Legend
Viewed by AFI
Partially Viewed
Offscreen Credit
Name Occurs Before Title
AFI Life Achievement Award

TOP SEARCHES

CASABLANCA

During World War II, Casablanca, Morocco is a waiting point for throngs of desperate refugees fleeing Nazi-occupied Europe. Exit visas, which are necessary to leave the country, are at ... >>

CITIZEN KANE

Seventy-year-old newspaper tycoon Charles Foster Kane dies in his palatial Florida home, Xanadu, after uttering the single word “Rosebud.” While watching a newsreel summarizing the years during which Kane ... >>

REAR WINDOW

Laid up with a broken leg during the height of summer, renowned New York magazine photographer L. B. “Jeff” Jeffries enters his last week of home confinement, bored and ... >>

RAGING BULL

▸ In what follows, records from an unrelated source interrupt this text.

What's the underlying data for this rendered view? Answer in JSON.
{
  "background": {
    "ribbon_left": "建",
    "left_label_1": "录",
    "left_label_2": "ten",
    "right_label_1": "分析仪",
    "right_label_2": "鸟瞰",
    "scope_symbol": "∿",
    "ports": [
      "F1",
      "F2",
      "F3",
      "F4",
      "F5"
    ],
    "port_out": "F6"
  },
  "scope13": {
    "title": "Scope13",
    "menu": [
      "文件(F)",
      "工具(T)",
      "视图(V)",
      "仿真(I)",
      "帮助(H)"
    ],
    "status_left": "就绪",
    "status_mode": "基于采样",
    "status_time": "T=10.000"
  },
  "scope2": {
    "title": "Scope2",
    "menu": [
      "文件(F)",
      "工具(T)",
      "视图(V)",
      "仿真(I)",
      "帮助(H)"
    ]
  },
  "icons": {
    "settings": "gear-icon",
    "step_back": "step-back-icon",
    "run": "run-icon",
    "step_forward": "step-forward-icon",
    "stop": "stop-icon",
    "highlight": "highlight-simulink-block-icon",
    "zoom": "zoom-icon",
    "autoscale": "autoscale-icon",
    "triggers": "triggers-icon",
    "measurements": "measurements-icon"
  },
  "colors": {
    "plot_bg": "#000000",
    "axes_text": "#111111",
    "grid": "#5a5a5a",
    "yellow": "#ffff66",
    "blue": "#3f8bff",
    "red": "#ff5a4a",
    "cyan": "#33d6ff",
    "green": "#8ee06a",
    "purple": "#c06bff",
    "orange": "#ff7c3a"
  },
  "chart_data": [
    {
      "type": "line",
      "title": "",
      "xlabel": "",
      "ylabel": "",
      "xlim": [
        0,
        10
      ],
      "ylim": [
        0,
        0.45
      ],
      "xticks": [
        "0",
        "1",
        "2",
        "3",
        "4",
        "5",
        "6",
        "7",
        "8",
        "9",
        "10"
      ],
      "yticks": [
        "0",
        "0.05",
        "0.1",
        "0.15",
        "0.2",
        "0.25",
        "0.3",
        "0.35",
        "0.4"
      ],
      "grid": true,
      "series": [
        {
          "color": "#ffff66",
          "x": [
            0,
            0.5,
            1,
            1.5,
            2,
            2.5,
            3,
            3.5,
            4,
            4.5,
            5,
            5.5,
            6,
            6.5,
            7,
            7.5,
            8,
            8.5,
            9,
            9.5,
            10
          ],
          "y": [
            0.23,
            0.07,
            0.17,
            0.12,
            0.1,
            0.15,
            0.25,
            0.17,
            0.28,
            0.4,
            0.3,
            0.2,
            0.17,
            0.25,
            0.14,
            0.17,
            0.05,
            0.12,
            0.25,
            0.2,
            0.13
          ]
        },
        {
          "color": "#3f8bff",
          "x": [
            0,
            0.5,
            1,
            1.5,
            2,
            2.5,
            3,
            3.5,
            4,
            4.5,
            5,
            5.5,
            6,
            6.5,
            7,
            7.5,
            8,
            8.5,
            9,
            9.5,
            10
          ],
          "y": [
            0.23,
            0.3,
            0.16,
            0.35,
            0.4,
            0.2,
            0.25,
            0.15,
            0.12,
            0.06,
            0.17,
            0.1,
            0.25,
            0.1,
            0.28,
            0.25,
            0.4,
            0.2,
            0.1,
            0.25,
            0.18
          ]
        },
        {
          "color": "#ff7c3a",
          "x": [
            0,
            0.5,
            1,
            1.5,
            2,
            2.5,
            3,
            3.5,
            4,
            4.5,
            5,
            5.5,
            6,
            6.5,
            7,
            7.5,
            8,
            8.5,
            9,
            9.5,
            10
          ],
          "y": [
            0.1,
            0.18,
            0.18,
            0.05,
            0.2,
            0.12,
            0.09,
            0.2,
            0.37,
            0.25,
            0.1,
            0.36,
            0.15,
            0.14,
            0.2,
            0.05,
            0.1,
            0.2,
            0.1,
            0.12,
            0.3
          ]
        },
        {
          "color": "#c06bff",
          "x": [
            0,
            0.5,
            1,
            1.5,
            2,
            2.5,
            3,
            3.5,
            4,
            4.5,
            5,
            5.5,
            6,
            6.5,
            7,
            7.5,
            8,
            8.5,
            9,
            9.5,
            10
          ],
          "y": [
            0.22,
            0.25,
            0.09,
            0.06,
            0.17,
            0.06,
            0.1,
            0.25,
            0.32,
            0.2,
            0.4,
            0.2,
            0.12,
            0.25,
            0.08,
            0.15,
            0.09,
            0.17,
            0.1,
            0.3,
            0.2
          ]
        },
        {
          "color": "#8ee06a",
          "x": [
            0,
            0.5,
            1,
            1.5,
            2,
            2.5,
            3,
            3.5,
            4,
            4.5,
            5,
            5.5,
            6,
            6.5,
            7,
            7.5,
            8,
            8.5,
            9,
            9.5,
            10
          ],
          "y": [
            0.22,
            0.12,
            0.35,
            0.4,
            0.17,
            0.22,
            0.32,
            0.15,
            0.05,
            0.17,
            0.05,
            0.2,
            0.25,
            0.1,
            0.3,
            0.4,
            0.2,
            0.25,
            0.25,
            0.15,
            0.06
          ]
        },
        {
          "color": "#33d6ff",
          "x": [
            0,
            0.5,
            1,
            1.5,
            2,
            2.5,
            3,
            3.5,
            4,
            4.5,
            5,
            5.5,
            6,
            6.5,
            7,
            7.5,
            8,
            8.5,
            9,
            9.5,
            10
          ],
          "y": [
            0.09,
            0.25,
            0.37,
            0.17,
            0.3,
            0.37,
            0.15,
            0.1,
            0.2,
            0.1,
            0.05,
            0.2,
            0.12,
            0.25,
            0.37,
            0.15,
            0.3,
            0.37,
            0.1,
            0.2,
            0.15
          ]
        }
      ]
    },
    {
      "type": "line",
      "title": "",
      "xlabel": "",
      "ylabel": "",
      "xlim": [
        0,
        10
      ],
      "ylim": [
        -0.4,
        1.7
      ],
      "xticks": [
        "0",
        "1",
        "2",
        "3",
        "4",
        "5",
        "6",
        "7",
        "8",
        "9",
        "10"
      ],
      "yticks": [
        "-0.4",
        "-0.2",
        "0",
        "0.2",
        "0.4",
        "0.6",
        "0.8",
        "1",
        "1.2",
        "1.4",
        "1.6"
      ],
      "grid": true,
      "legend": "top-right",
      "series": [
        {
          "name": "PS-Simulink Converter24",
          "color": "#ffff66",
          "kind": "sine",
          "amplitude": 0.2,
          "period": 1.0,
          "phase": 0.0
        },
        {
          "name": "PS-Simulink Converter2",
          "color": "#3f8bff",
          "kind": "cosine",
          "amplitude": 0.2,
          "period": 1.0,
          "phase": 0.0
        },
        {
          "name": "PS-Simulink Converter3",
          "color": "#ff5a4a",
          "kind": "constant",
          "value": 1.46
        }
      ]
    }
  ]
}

In 1941, at a boxing match in Cleveland, Ohio, pandemonium breaks out when Jake La Motta, an up-and-coming young boxer, loses a decision to Jimmy Reeves, suffering his first ... >>

CITY LIGHTS

At an outdoor dedication ceremony, a tramp is discovered sleeping in the arms of a statue as it is being unveiled before a crowd. He is chased into ... >>

The American Film Institute is grateful to Sir Paul Getty KBE and the Sir Paul Getty KBE Estate for their dedication to the art of the moving image and their support for the AFI Catalog of Feature Films and without whose support AFI would not have been able to achieve this historical landmark in this epic scholarly endeavor.